(Element data from apps and pages)
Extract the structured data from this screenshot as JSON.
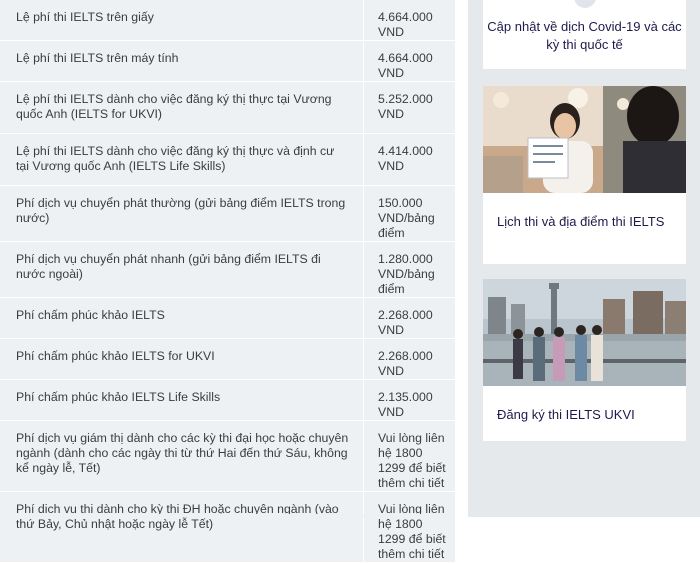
{
  "fees": [
    {
      "name": "Lệ phí thi IELTS trên giấy",
      "price": "4.664.000 VND"
    },
    {
      "name": "Lệ phí thi IELTS trên máy tính",
      "price": "4.664.000 VND"
    },
    {
      "name": "Lệ phí thi IELTS dành cho việc đăng ký thị thực tại Vương quốc Anh (IELTS for UKVI)",
      "price": "5.252.000 VND"
    },
    {
      "name": "Lệ phí thi IELTS dành cho việc đăng ký thị thực và định cư tại Vương quốc Anh (IELTS Life Skills)",
      "price": "4.414.000 VND"
    },
    {
      "name": "Phí dịch vụ chuyển phát thường (gửi bảng điểm IELTS trong nước)",
      "price": "150.000 VND/bảng điểm"
    },
    {
      "name": "Phí dịch vụ chuyển phát nhanh (gửi bảng điểm IELTS đi nước ngoài)",
      "price": "1.280.000 VND/bảng điểm"
    },
    {
      "name": "Phí chấm phúc khảo IELTS",
      "price": "2.268.000 VND"
    },
    {
      "name": "Phí chấm phúc khảo IELTS for UKVI",
      "price": "2.268.000 VND"
    },
    {
      "name": "Phí chấm phúc khảo IELTS Life Skills",
      "price": "2.135.000 VND"
    },
    {
      "name": "Phí dịch vụ giám thị dành cho các kỳ thi đại học hoặc chuyên ngành (dành cho các ngày thi từ thứ Hai đến thứ Sáu, không kể ngày lễ, Tết)",
      "price": "Vui lòng liên hệ 1800 1299 để biết thêm chi tiết"
    },
    {
      "name": "Phí dịch vụ thi dành cho kỳ thi ĐH hoặc chuyên ngành (vào thứ Bảy, Chủ nhật hoặc ngày lễ Tết)",
      "price": "Vui lòng liên hệ 1800 1299 để biết thêm chi tiết"
    }
  ],
  "sidebar": {
    "covid_title": "Cập nhật về dịch Covid-19 và các kỳ thi quốc tế",
    "card1_caption": "Lịch thi và địa điểm thi IELTS",
    "card2_caption": "Đăng ký thi IELTS UKVI"
  },
  "colors": {
    "table_bg": "#eef1f3",
    "sidebar_bg": "#e6e9ec",
    "link_text": "#1d1b4b"
  },
  "icons": {
    "covid_card": "info-icon"
  }
}
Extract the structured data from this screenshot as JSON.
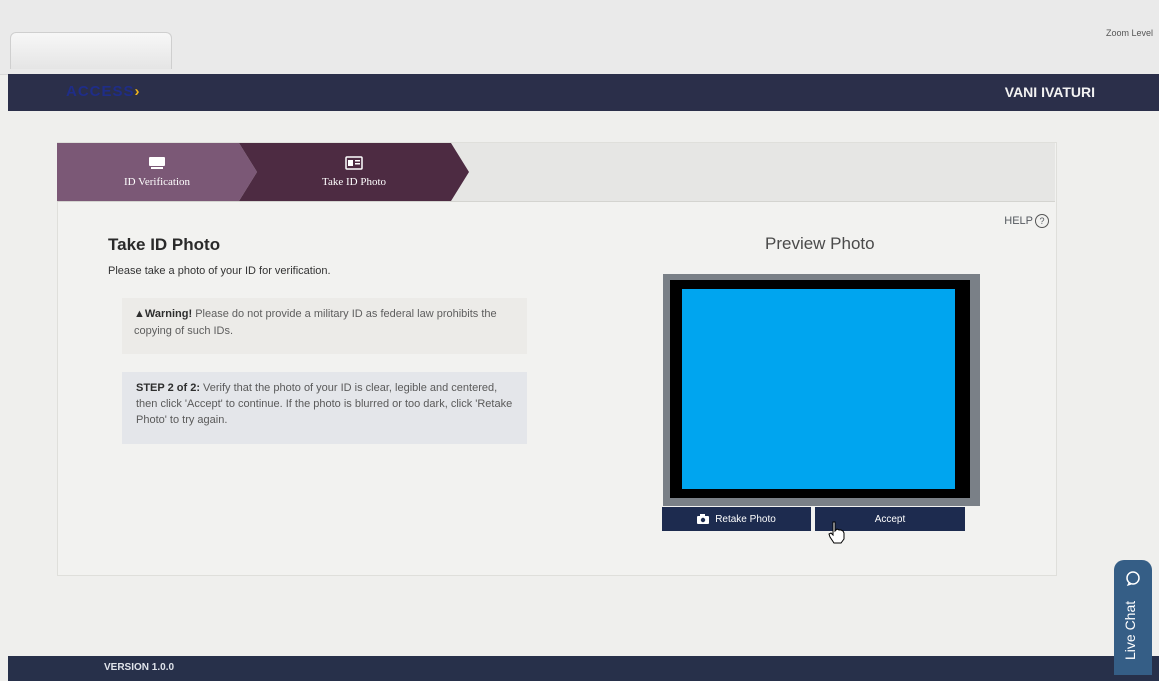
{
  "browser": {
    "zoom_label": "Zoom Level"
  },
  "header": {
    "logo_text": "ACCESS",
    "user_name": "VANI IVATURI"
  },
  "stepper": {
    "steps": [
      {
        "label": "ID Verification",
        "icon": "id-card-icon"
      },
      {
        "label": "Take ID Photo",
        "icon": "photo-id-icon"
      }
    ]
  },
  "help": {
    "label": "HELP",
    "icon": "question-circle-icon"
  },
  "main": {
    "title": "Take ID Photo",
    "subtitle": "Please take a photo of your ID for verification.",
    "warning_prefix": "Warning!",
    "warning_text": " Please do not provide a military ID as federal law prohibits the copying of such IDs.",
    "step_prefix": "STEP 2 of 2:",
    "step_text": " Verify that the photo of your ID is clear, legible and centered, then click 'Accept' to continue. If the photo is blurred or too dark, click 'Retake Photo' to try again."
  },
  "preview": {
    "title": "Preview Photo",
    "retake_label": "Retake Photo",
    "accept_label": "Accept",
    "photo_color": "#00a5ef"
  },
  "footer": {
    "version": "VERSION 1.0.0"
  },
  "live_chat": {
    "label": "Live Chat",
    "icon": "chat-bubble-icon"
  },
  "colors": {
    "header_bg": "#2b2f4a",
    "step_active": "#4d2b42",
    "step_done": "#7b5876",
    "button_bg": "#1d2b4f",
    "live_chat_bg": "#355e86"
  }
}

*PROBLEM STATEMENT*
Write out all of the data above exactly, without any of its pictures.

*REPLY TO THE TASK*
Extract the structured data from this screenshot as JSON.
{
  "fees": [
    {
      "name": "Lệ phí thi IELTS trên giấy",
      "price": "4.664.000 VND"
    },
    {
      "name": "Lệ phí thi IELTS trên máy tính",
      "price": "4.664.000 VND"
    },
    {
      "name": "Lệ phí thi IELTS dành cho việc đăng ký thị thực tại Vương quốc Anh (IELTS for UKVI)",
      "price": "5.252.000 VND"
    },
    {
      "name": "Lệ phí thi IELTS dành cho việc đăng ký thị thực và định cư tại Vương quốc Anh (IELTS Life Skills)",
      "price": "4.414.000 VND"
    },
    {
      "name": "Phí dịch vụ chuyển phát thường (gửi bảng điểm IELTS trong nước)",
      "price": "150.000 VND/bảng điểm"
    },
    {
      "name": "Phí dịch vụ chuyển phát nhanh (gửi bảng điểm IELTS đi nước ngoài)",
      "price": "1.280.000 VND/bảng điểm"
    },
    {
      "name": "Phí chấm phúc khảo IELTS",
      "price": "2.268.000 VND"
    },
    {
      "name": "Phí chấm phúc khảo IELTS for UKVI",
      "price": "2.268.000 VND"
    },
    {
      "name": "Phí chấm phúc khảo IELTS Life Skills",
      "price": "2.135.000 VND"
    },
    {
      "name": "Phí dịch vụ giám thị dành cho các kỳ thi đại học hoặc chuyên ngành (dành cho các ngày thi từ thứ Hai đến thứ Sáu, không kể ngày lễ, Tết)",
      "price": "Vui lòng liên hệ 1800 1299 để biết thêm chi tiết"
    },
    {
      "name": "Phí dịch vụ thi dành cho kỳ thi ĐH hoặc chuyên ngành (vào thứ Bảy, Chủ nhật hoặc ngày lễ Tết)",
      "price": "Vui lòng liên hệ 1800 1299 để biết thêm chi tiết"
    }
  ],
  "sidebar": {
    "covid_title": "Cập nhật về dịch Covid-19 và các kỳ thi quốc tế",
    "card1_caption": "Lịch thi và địa điểm thi IELTS",
    "card2_caption": "Đăng ký thi IELTS UKVI"
  },
  "colors": {
    "table_bg": "#eef1f3",
    "sidebar_bg": "#e6e9ec",
    "link_text": "#1d1b4b"
  },
  "icons": {
    "covid_card": "info-icon"
  }
}
Extract the structured data from this screenshot as JSON.
{
  "browser": {
    "zoom_label": "Zoom Level"
  },
  "header": {
    "logo_text": "ACCESS",
    "user_name": "VANI IVATURI"
  },
  "stepper": {
    "steps": [
      {
        "label": "ID Verification",
        "icon": "id-card-icon"
      },
      {
        "label": "Take ID Photo",
        "icon": "photo-id-icon"
      }
    ]
  },
  "help": {
    "label": "HELP",
    "icon": "question-circle-icon"
  },
  "main": {
    "title": "Take ID Photo",
    "subtitle": "Please take a photo of your ID for verification.",
    "warning_prefix": "Warning!",
    "warning_text": " Please do not provide a military ID as federal law prohibits the copying of such IDs.",
    "step_prefix": "STEP 2 of 2:",
    "step_text": " Verify that the photo of your ID is clear, legible and centered, then click 'Accept' to continue. If the photo is blurred or too dark, click 'Retake Photo' to try again."
  },
  "preview": {
    "title": "Preview Photo",
    "retake_label": "Retake Photo",
    "accept_label": "Accept",
    "photo_color": "#00a5ef"
  },
  "footer": {
    "version": "VERSION 1.0.0"
  },
  "live_chat": {
    "label": "Live Chat",
    "icon": "chat-bubble-icon"
  },
  "colors": {
    "header_bg": "#2b2f4a",
    "step_active": "#4d2b42",
    "step_done": "#7b5876",
    "button_bg": "#1d2b4f",
    "live_chat_bg": "#355e86"
  }
}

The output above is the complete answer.